Hannah Mills
Peggy Webster
Tara Pacheco-Van Rijnsoever
Elena Barambio
Benedetta Danti
Elisa Cecconi
2007 New Zealand Auckland  New Zealand
Jo Aleh
Olivia Powrie
 New Zealand
Shelley Hesson
Bianca Barbarich-Bacher
 New Zealand
Sarah Bilkey
Rosie Sargisson
2008 Greece Athens  Greece
Katerina Kaitatzidou
Sofia Kaitatzidou
Gil Cohen
Adva Kremer
Afrodite Kyranakou
Elena Nikiforidi
2009 Italy Lake Garda  New Zealand
Alex Maloney
Bianca Barbarich-Bacher
Camilla Marino
Claudia Soricelli
 United States
Sydney Bolger
Caitlin Beavers
2010 Israel Haifa  Italy
Roberta Caputo
Benedetta Barbiero
 United States
Morgan Kiss
Katia Da Silva
Christina Celli
Silvia Morini
2011 Argentina Buenos Aires  Great Britain
Annabel Vose
Megan Brickwood
Nadine Bohm
Monika Lindner
Maelenn Lemaitre
Aloise Retornaz
2012 Austria Lake Neusiedl  Singapore
Rachel Lee
Cecilia Low
Nadja Horwitz
Sofia Middleton
Griselda Khng
Shu Xian Lee
2013 Spain Valencia  Great Britain
Annabel Cattermole
Bryony Bennett-Lloyd
Kimberly Lim
Savannah Siew
 United States
Sara Scotto Di Vettimo
Vittoria Barbiero
2014 Germany Lübeck  Italy
Carlotta Omari
Francesca Russo Cirillo
Kimberly Lim
Savannah Siew
Aikaterini Tavoulari
Fotini Koutsoumpou
2015 Japan Karatsu  Spain
Marta Garrido
María Jesus Dávila
Charlotte Yven
Marine Riou
Misaki Tanaka
Sena Takano

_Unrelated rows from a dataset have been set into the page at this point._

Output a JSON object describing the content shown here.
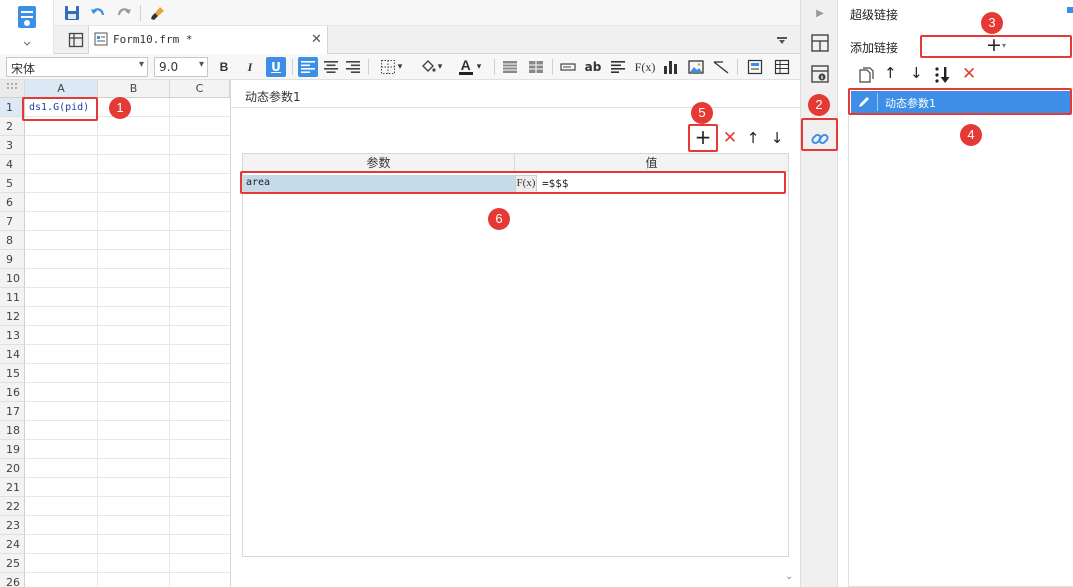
{
  "file_tab": {
    "name": "Form10.frm *"
  },
  "format_bar": {
    "font_name": "宋体",
    "font_size": "9.0",
    "bold": "B",
    "italic": "I",
    "underline": "U",
    "text_icon": "ab",
    "formula_icon": "F(x)"
  },
  "sheet": {
    "columns": [
      "A",
      "B",
      "C"
    ],
    "rows": [
      "1",
      "2",
      "3",
      "4",
      "5",
      "6",
      "7",
      "8",
      "9",
      "10",
      "11",
      "12",
      "13",
      "14",
      "15",
      "16",
      "17",
      "18",
      "19",
      "20",
      "21",
      "22",
      "23",
      "24",
      "25",
      "26"
    ],
    "cell_a1": "ds1.G(pid)"
  },
  "dialog": {
    "title": "动态参数1",
    "columns": {
      "param": "参数",
      "value": "值"
    },
    "row": {
      "param": "area",
      "fx": "F(x)",
      "value": "=$$$"
    }
  },
  "right_panel": {
    "title": "超级链接",
    "add_label": "添加链接",
    "link_item": "动态参数1"
  },
  "badges": [
    "1",
    "2",
    "3",
    "4",
    "5",
    "6"
  ],
  "colors": {
    "accent": "#3d8ee6",
    "selected_row": "#3d8ee6",
    "param_cell": "#c5dbe9",
    "red": "#e53935"
  }
}
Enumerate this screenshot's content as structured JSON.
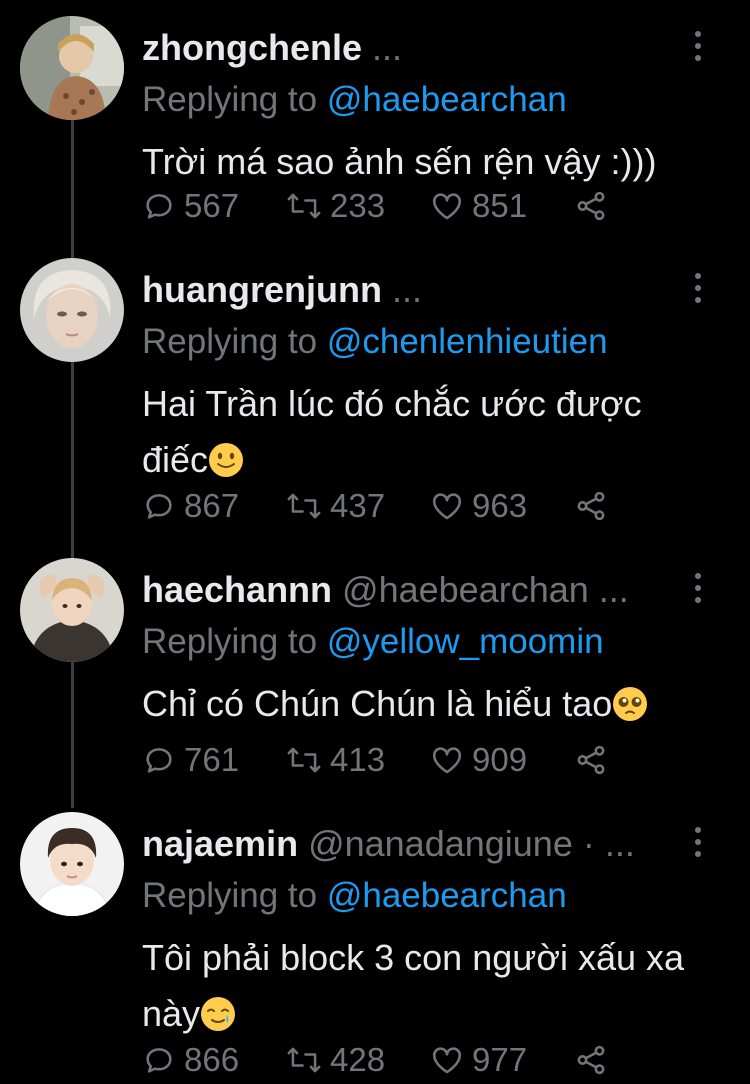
{
  "colors": {
    "background": "#000000",
    "text": "#e7e9ea",
    "secondary": "#71767b",
    "mention": "#1d9bf0",
    "thread_line": "#3a3f44"
  },
  "tweets": [
    {
      "name": "zhongchenle",
      "handle": "",
      "name_suffix": " ...",
      "replying_prefix": "Replying to ",
      "replying_to": "@haebearchan",
      "text": "Trời má sao ảnh sến rện vậy :)))",
      "emoji": "",
      "replies": "567",
      "retweets": "233",
      "likes": "851"
    },
    {
      "name": "huangrenjunn",
      "handle": "",
      "name_suffix": " ...",
      "replying_prefix": "Replying to ",
      "replying_to": "@chenlenhieutien",
      "text": "Hai Trần lúc đó chắc ước được điếc",
      "emoji": "slightly-smiling-face",
      "replies": "867",
      "retweets": "437",
      "likes": "963"
    },
    {
      "name": "haechannn",
      "handle": " @haebearchan",
      "name_suffix": " ...",
      "replying_prefix": "Replying to ",
      "replying_to": "@yellow_moomin",
      "text": "Chỉ có Chún Chún là hiểu tao",
      "emoji": "pleading-face",
      "replies": "761",
      "retweets": "413",
      "likes": "909"
    },
    {
      "name": "najaemin",
      "handle": " @nanadangiune",
      "name_suffix": " · ...",
      "replying_prefix": "Replying to ",
      "replying_to": "@haebearchan",
      "text": "Tôi phải block 3 con người xấu xa này",
      "emoji": "smiling-face-with-tear",
      "replies": "866",
      "retweets": "428",
      "likes": "977"
    }
  ]
}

ISAF Youth Worlds[edit]

The class has been used for almost all the ISAF Youth Sailing World Championships as the two person dinghy for boys and girls. For a couple of years the class was competing for the slot with both the 29er and Laser 2. The Laser 2 is no longer recognised equipment for the youth worlds and the 29er has been recognised separately for the skiff discipline.

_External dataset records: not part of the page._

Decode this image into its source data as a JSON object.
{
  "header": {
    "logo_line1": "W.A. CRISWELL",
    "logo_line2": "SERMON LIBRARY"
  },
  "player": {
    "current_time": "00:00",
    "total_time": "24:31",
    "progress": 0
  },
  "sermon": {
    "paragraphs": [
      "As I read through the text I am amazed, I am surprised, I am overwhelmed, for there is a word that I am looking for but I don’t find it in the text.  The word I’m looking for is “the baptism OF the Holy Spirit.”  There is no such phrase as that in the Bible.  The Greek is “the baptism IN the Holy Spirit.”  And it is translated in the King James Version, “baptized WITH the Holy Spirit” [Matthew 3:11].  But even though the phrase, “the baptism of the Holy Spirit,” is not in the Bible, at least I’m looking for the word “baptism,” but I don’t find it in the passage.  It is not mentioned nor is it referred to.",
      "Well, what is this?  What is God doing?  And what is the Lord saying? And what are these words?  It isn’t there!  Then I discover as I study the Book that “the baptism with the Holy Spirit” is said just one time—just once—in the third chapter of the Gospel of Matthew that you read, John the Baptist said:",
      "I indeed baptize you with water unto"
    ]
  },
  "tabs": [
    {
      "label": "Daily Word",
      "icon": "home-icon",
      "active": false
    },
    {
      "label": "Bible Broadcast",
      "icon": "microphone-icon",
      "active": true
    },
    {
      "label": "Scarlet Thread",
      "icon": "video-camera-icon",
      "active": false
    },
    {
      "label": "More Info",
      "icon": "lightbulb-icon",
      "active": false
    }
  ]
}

Participants in US Junior Women's Double-handed Sailing Championship, October 2008. 
Mythologies cresting a wave as she heads out from the shore at Brighton, South Australia 
420 GBR 39178 
420 FRA 51265 

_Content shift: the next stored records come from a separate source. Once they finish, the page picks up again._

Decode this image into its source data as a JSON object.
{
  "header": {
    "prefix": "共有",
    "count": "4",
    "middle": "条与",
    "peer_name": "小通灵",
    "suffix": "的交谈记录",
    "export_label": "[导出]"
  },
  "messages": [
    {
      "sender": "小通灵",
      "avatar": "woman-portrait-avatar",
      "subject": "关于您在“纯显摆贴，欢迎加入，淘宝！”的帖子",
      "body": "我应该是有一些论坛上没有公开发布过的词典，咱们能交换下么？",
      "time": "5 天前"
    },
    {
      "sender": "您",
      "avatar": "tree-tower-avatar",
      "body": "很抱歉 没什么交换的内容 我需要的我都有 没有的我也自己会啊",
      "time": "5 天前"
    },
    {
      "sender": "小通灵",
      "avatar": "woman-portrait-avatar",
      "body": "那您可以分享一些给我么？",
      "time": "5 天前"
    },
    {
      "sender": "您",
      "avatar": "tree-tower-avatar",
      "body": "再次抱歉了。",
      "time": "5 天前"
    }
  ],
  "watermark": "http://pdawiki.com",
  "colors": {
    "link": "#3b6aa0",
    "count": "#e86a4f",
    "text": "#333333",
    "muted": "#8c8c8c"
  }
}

  1. ^ "Introduction to the 420". Archived from the original on 2012-01-20. 
  2. ^ "Centerboard Classes". Offshore.ussailing.org. Retrieved 31 July 2012. 
  3. ^ "Portsmouth Number List 2012". Rya.org.uk. Retrieved 31 July 2012. 
  4. ^ "INTERNATIONAL 420 Sailboat SailPlan Data and Sail Quoting System". Sailritesails.com. Retrieved 2015-05-03. 

External links[edit]